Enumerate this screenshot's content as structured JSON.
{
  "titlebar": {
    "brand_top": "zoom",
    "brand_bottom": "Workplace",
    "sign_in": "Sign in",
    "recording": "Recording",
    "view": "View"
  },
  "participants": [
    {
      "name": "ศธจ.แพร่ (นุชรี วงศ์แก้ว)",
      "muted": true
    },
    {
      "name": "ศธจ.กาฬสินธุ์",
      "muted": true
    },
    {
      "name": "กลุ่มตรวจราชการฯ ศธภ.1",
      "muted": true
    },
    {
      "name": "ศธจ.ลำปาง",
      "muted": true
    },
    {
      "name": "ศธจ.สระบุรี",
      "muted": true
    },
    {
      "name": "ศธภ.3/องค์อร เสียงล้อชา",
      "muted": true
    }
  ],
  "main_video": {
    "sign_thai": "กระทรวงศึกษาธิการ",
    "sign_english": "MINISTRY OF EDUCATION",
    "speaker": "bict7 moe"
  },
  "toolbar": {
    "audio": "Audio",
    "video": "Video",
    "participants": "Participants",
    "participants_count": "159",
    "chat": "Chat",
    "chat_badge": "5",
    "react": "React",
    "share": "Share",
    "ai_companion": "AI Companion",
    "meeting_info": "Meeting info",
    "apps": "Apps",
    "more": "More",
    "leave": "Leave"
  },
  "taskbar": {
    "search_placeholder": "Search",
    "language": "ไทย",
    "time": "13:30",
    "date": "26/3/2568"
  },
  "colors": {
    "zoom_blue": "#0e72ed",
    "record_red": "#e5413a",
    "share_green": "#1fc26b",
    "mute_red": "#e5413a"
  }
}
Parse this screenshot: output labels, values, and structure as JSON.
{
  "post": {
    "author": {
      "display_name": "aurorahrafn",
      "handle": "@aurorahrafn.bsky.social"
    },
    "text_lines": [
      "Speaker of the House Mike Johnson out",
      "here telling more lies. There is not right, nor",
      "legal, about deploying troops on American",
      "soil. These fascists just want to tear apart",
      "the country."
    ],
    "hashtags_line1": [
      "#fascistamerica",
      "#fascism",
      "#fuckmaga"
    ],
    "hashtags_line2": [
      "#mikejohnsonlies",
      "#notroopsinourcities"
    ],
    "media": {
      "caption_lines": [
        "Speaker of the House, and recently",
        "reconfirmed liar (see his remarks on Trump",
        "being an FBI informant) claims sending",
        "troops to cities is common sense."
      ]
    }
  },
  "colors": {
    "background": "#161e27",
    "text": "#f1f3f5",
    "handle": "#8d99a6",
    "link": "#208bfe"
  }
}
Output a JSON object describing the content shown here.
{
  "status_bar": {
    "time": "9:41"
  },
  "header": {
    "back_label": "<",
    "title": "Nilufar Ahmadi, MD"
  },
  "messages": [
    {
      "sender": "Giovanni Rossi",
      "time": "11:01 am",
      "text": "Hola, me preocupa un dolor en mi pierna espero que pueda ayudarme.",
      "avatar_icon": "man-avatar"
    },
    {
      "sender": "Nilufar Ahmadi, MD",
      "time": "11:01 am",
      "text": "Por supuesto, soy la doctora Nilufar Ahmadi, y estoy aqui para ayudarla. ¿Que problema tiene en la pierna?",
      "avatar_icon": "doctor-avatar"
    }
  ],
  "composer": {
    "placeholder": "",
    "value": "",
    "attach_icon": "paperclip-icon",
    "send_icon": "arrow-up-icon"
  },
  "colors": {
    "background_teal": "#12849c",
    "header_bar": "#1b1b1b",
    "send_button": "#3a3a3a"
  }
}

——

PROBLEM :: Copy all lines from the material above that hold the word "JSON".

THE COMPLETED TASK ::
Enumerate this screenshot's content as structured JSON.
Parse this screenshot: output labels, values, and structure as JSON.
Output a JSON object describing the content shown here.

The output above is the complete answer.